▸ Prompt: Which of the lines below contain the string "heading"? Copy each one.

Interface dataset entries:

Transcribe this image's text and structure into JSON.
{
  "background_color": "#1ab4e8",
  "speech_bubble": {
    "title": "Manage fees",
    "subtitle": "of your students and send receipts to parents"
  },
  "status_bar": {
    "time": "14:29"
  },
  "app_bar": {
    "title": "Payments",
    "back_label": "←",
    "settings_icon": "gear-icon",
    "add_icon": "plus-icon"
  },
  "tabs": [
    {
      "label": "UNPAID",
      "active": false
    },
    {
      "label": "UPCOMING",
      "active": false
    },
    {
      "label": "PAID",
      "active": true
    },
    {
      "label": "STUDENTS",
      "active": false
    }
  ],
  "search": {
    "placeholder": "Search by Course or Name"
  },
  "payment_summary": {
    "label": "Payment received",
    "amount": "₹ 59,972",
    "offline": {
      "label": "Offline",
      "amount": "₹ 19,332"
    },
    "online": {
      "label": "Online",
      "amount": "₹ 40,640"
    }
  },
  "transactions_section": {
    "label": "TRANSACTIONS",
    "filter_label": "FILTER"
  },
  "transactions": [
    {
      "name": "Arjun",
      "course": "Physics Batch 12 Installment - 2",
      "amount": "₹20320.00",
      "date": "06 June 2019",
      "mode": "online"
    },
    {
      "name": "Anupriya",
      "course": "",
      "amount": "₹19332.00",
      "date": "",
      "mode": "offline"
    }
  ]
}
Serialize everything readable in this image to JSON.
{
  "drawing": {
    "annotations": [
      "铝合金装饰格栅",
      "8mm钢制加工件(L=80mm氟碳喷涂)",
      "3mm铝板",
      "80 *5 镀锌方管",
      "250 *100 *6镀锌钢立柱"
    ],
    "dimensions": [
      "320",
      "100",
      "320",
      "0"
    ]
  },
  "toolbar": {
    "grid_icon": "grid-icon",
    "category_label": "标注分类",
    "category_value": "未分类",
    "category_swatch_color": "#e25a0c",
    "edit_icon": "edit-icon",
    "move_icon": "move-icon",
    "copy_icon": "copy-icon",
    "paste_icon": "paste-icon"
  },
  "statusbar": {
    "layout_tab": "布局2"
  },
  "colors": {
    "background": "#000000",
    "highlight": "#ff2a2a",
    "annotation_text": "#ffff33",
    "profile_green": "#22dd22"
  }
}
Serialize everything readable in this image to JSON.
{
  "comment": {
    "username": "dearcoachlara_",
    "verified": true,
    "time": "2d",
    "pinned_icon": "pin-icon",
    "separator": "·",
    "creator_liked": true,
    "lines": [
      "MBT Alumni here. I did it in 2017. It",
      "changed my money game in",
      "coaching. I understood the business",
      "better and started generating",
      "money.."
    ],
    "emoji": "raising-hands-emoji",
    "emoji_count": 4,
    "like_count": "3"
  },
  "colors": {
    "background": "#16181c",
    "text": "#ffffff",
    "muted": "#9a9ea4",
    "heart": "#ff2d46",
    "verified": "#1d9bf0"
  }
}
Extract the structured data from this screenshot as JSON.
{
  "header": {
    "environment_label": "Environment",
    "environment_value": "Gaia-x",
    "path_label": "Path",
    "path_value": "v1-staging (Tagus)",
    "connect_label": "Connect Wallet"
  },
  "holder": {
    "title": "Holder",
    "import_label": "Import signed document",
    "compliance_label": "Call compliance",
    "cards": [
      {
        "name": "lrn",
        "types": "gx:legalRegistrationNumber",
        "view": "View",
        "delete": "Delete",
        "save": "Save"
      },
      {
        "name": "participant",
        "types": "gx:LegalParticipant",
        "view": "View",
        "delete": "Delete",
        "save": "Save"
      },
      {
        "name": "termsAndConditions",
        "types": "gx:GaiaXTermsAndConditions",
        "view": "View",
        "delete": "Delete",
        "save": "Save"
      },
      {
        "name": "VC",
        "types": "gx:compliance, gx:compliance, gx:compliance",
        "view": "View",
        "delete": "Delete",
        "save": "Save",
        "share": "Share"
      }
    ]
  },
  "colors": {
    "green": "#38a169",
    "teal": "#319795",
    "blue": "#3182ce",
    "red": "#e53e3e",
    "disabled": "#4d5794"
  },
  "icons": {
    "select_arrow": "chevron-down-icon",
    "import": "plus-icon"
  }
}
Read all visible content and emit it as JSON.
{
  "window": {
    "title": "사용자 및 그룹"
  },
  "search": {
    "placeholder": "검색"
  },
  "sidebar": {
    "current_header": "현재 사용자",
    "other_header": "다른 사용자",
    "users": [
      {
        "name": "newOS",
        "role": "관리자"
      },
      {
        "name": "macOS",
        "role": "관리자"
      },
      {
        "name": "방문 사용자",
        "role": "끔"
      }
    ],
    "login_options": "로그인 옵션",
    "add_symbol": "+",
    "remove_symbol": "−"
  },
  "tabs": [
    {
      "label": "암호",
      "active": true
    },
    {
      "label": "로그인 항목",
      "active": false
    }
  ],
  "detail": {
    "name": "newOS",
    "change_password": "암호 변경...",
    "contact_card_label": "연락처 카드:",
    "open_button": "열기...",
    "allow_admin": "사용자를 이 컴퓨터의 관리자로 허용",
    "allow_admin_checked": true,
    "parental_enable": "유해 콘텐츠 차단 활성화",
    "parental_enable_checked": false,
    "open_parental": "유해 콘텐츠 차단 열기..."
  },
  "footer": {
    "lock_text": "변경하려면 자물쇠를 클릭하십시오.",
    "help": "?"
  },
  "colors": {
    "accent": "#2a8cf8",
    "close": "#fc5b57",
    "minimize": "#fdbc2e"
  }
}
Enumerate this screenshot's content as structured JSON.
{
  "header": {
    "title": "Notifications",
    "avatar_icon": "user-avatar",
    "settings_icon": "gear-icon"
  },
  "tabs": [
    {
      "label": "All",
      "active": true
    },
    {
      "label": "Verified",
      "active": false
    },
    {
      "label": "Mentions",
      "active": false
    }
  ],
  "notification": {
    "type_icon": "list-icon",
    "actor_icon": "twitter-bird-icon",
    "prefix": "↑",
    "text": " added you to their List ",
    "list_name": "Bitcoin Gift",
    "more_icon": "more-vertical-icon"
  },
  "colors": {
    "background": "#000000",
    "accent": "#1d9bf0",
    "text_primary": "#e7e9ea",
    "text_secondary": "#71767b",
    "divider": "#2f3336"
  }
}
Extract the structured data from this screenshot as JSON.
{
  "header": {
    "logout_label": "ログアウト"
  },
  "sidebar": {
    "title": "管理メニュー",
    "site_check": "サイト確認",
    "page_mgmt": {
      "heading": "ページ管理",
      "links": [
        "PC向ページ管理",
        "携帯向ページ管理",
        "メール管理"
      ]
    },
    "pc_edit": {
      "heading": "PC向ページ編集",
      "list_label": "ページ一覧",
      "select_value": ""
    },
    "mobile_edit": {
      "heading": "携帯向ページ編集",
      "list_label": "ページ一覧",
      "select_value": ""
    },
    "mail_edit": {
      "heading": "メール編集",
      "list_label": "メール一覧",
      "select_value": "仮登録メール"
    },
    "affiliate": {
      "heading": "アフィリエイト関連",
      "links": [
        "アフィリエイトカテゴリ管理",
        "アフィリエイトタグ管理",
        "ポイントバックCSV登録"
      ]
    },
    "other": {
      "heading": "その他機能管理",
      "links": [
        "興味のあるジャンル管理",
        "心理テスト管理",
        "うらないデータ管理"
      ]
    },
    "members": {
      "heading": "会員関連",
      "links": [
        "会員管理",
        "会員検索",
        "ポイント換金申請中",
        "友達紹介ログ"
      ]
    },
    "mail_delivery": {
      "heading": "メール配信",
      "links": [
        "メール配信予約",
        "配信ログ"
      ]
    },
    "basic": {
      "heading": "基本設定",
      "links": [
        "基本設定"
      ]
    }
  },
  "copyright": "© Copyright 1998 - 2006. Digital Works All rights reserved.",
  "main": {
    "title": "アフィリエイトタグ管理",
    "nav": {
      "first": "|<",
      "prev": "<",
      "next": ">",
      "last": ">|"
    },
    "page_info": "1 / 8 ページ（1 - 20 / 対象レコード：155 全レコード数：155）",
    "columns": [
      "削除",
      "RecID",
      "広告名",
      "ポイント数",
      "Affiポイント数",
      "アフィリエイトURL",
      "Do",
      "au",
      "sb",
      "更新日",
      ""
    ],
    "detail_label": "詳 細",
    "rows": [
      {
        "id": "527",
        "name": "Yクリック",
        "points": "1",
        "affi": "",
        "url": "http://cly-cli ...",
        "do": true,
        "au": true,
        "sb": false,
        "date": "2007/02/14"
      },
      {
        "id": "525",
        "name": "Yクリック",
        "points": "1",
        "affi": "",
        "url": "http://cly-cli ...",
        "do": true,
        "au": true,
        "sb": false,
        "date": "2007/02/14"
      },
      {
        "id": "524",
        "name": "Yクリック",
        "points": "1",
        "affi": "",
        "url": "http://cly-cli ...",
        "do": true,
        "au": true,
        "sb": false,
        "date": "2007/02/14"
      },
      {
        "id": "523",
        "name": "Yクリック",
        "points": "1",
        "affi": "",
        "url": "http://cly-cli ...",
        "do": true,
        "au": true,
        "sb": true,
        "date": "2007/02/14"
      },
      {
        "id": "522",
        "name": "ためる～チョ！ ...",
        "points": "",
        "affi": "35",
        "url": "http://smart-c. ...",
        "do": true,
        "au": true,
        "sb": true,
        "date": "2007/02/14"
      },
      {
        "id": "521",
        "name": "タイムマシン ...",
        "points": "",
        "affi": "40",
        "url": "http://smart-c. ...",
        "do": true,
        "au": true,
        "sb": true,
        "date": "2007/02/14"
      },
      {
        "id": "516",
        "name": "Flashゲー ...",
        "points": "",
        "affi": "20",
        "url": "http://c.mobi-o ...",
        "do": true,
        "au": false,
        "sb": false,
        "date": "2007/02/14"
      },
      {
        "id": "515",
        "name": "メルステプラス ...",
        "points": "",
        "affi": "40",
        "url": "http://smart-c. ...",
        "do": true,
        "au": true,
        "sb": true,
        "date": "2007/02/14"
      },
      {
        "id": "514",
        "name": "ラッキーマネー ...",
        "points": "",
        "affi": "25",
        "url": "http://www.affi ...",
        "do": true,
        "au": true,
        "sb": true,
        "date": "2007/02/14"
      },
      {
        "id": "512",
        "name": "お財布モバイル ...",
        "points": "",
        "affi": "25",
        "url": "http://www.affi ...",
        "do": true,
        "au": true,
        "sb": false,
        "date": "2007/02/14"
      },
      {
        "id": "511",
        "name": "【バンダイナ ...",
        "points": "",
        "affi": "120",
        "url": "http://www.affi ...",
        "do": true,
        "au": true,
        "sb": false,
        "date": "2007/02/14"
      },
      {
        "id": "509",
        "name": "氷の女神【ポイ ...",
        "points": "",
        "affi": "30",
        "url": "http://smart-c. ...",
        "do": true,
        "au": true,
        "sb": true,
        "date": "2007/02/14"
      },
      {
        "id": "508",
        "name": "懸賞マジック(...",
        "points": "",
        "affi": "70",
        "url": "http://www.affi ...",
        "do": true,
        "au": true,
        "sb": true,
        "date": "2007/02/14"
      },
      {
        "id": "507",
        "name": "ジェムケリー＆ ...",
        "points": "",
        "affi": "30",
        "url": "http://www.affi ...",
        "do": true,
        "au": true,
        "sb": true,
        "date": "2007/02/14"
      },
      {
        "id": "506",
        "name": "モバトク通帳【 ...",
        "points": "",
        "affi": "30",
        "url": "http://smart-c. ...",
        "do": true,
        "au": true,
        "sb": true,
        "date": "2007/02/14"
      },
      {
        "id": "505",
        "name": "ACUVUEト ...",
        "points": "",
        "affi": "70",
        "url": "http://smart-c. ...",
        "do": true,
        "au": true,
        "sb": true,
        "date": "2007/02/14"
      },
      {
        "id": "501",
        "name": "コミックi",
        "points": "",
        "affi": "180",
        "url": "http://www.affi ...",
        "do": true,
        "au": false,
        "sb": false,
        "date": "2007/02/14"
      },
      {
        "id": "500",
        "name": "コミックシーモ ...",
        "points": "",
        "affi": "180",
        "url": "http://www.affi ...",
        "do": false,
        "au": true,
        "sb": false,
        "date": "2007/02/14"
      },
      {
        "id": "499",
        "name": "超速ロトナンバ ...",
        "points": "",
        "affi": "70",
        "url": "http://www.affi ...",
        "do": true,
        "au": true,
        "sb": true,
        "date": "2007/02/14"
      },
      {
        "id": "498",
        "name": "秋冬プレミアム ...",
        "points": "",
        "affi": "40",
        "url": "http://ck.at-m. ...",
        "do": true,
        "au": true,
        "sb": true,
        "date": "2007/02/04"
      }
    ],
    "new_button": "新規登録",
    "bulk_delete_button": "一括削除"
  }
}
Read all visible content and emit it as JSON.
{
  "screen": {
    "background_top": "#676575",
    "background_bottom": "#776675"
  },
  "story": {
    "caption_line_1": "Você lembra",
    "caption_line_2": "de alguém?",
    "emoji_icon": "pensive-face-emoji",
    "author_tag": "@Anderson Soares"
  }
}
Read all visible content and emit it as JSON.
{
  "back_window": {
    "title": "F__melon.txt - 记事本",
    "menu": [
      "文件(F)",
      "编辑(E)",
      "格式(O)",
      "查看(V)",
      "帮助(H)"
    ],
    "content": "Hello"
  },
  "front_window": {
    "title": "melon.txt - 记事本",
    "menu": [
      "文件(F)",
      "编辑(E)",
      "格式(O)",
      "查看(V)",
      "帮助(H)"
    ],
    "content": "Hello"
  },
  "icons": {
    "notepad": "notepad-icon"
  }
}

▸ Answer to this problem:
      "heading": "ページ管理",
      "heading": "PC向ページ編集",
      "heading": "携帯向ページ編集",
      "heading": "メール編集",
      "heading": "アフィリエイト関連",
      "heading": "その他機能管理",
      "heading": "会員関連",
      "heading": "メール配信",
      "heading": "基本設定",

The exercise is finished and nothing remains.